What you need to do - Copy each entry below exactly. No images.

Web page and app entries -
/---
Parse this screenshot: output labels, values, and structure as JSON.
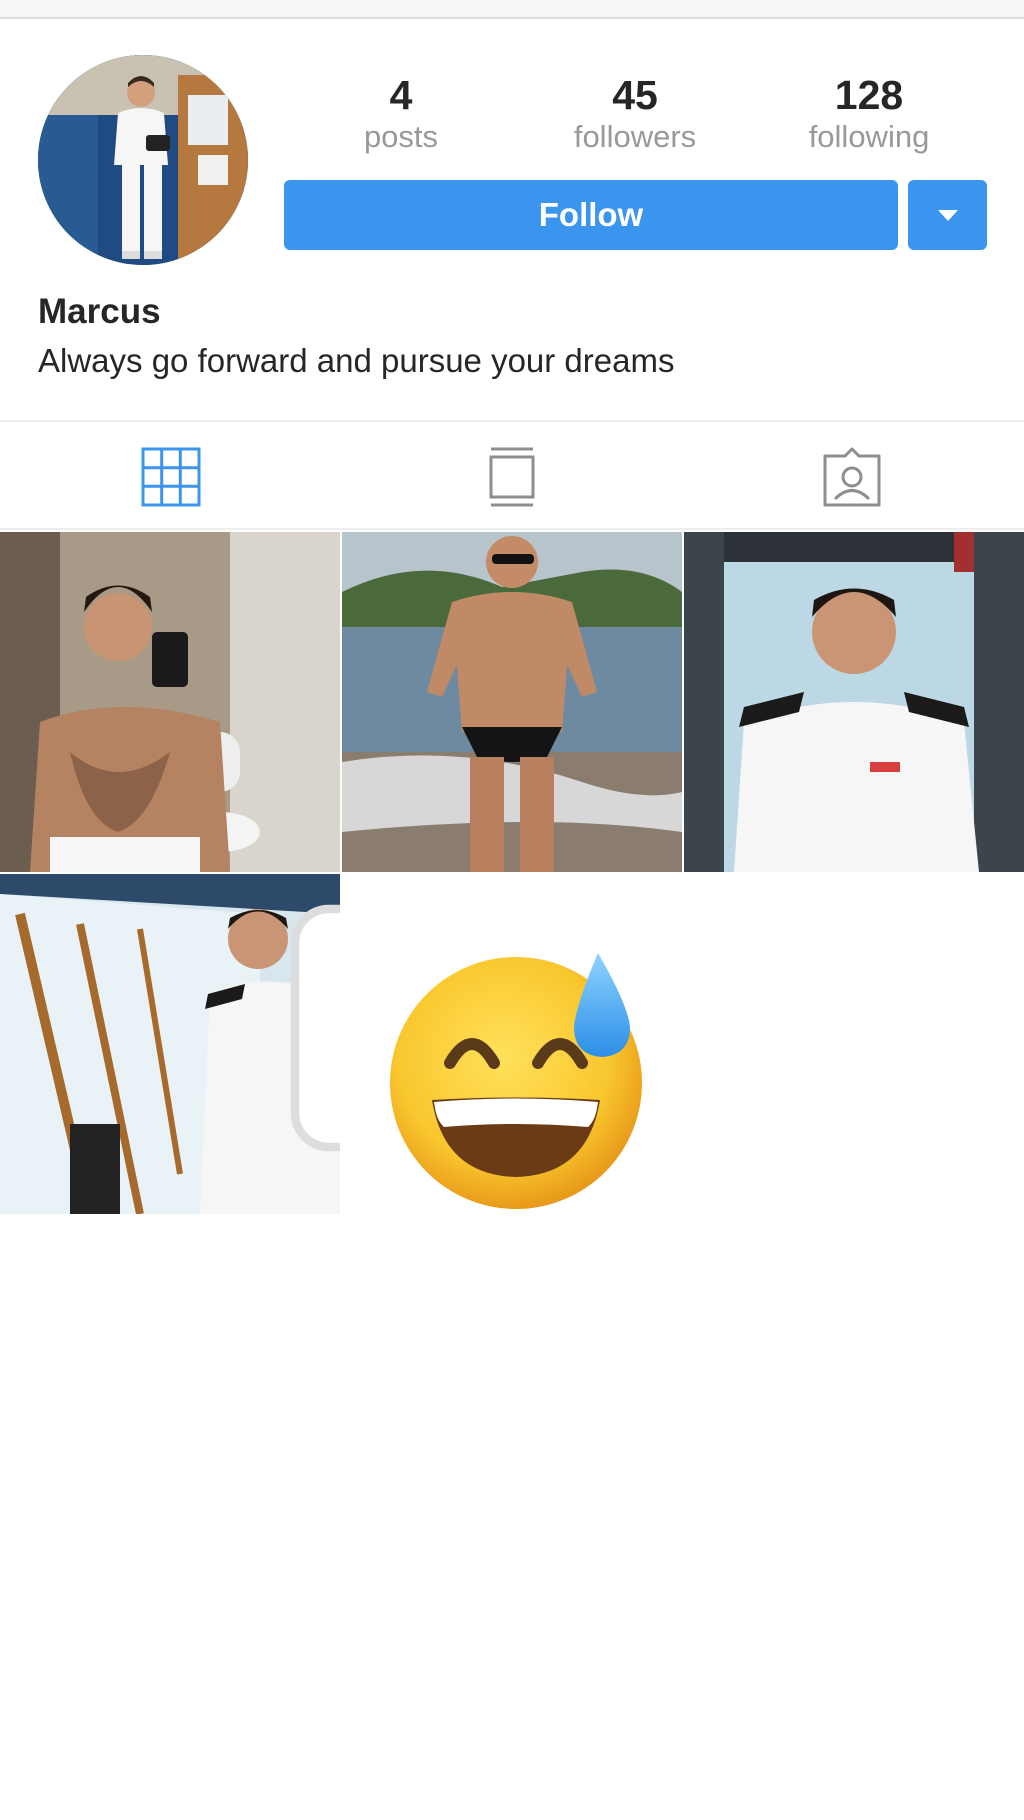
{
  "profile": {
    "name": "Marcus",
    "bio": "Always go forward and pursue your dreams"
  },
  "stats": [
    {
      "value": "4",
      "label": "posts"
    },
    {
      "value": "45",
      "label": "followers"
    },
    {
      "value": "128",
      "label": "following"
    }
  ],
  "actions": {
    "follow_label": "Follow"
  },
  "tabs": [
    {
      "icon": "grid-icon",
      "active": true
    },
    {
      "icon": "feed-icon",
      "active": false
    },
    {
      "icon": "tagged-icon",
      "active": false
    }
  ],
  "colors": {
    "accent": "#3b94ee",
    "text": "#262626",
    "muted": "#999999"
  },
  "posts": [
    {
      "icon": "photo"
    },
    {
      "icon": "photo"
    },
    {
      "icon": "photo"
    },
    {
      "icon": "photo",
      "badge": "multiple-photos-icon"
    }
  ],
  "overlay": {
    "emoji": "grinning-face-with-sweat-emoji"
  }
}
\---
Task answer -
Parse this screenshot: output labels, values, and structure as JSON.
{
  "profile": {
    "name": "Marcus",
    "bio": "Always go forward and pursue your dreams"
  },
  "stats": [
    {
      "value": "4",
      "label": "posts"
    },
    {
      "value": "45",
      "label": "followers"
    },
    {
      "value": "128",
      "label": "following"
    }
  ],
  "actions": {
    "follow_label": "Follow"
  },
  "tabs": [
    {
      "icon": "grid-icon",
      "active": true
    },
    {
      "icon": "feed-icon",
      "active": false
    },
    {
      "icon": "tagged-icon",
      "active": false
    }
  ],
  "colors": {
    "accent": "#3b94ee",
    "text": "#262626",
    "muted": "#999999"
  },
  "posts": [
    {
      "icon": "photo"
    },
    {
      "icon": "photo"
    },
    {
      "icon": "photo"
    },
    {
      "icon": "photo",
      "badge": "multiple-photos-icon"
    }
  ],
  "overlay": {
    "emoji": "grinning-face-with-sweat-emoji"
  }
}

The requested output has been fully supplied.